Hi. I read the updated edition of Get What's Yours before Christmas and I confess that I may not have retained some information that I need. I am confused about the "File and Suspend" rule. Was it abolished by the most recent Obama era legislation, or can I still claim it when I turn 66 on October 27, 2019? I was born on 10/27/53 and am single -- never married. No dependents.
The file and suspend strategy wasn't abolished by the 2015 Social Security amendments, but it was changed to eliminate most of it's advantages (https://www.ssa.gov/planners/retire/suspendfaq.html). However, since you've never been married and have no dependents, it's unlikely that you would ever have benefitted from using the strategy.
Prior to the 2015 amendments, the file and suspend strategy was used mainly to enable family members such as eligible spouses and children to draw auxiliary benefits even when the benefits of the worker on whose record they were drawing were voluntarily suspended. That allowed a worker to earn delayed retirement credits (DRC) from full retirement age (FRA) until age 70 while still permitting benefits to be paid to eligible family members. Starting with voluntary suspension requests filed on or after April 30 2016, though, if a worker suspends his or her benefits then any auxiliary benefits payable to eligible family members (other than divorced spouses) are also suspended.
If you wish to delay drawing your benefits for the purpose of earning DRCs starting at FRA, you can still do so. You could either file for and suspend your benefits when you reach FRA, or you could simply not apply for your benefits until you actually want to start drawing them. Either way, you'll earn DRCs that will increase your benefit rate by 2/3rds of 1% for each month, or 8% per year, that you don't draw your benefits from FRA until you reach age 70.

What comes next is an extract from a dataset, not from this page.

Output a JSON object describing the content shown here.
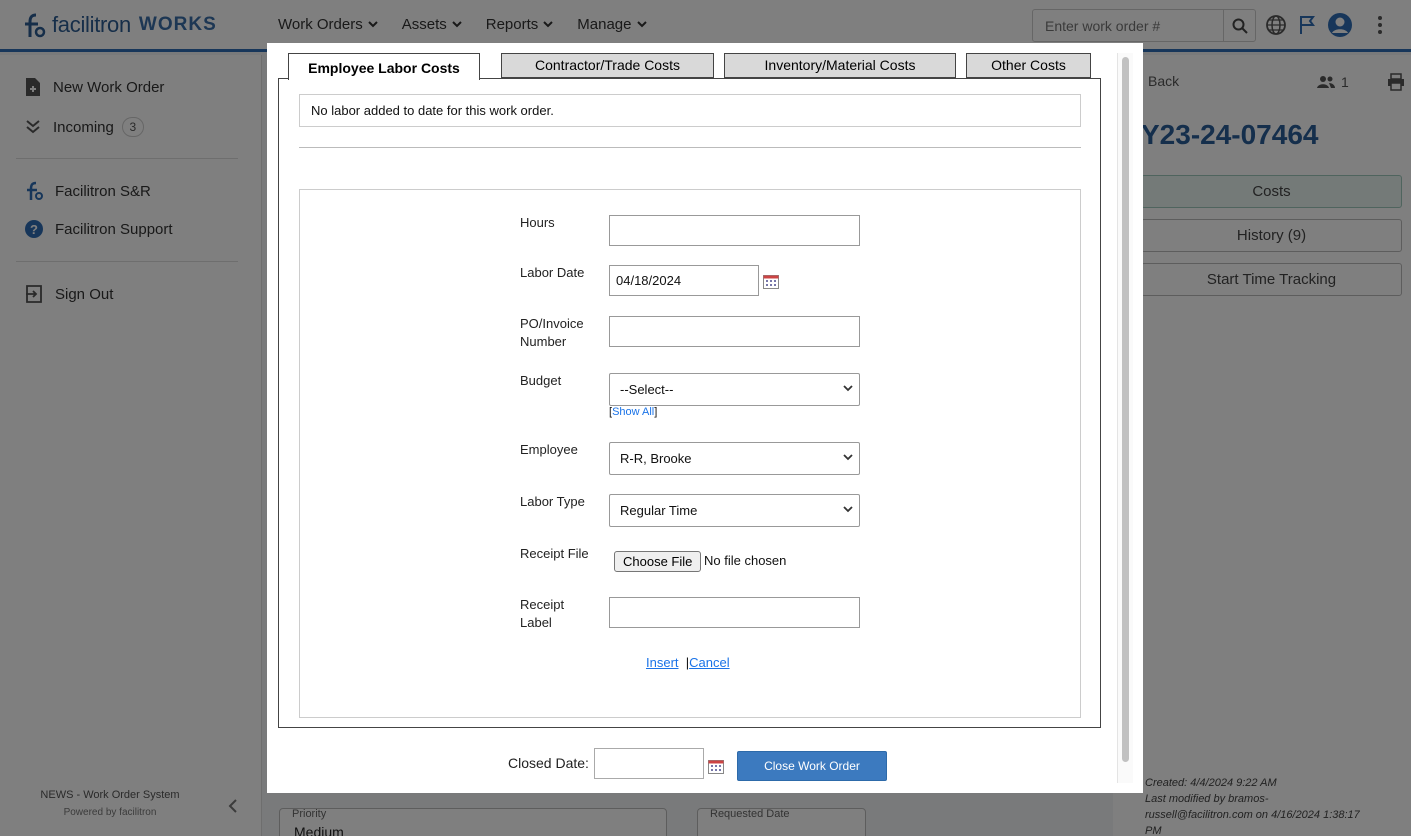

You may want to consider using our software to fully explore and compare all of your filing options so that you can choose the best possible strategy for claiming your benefits.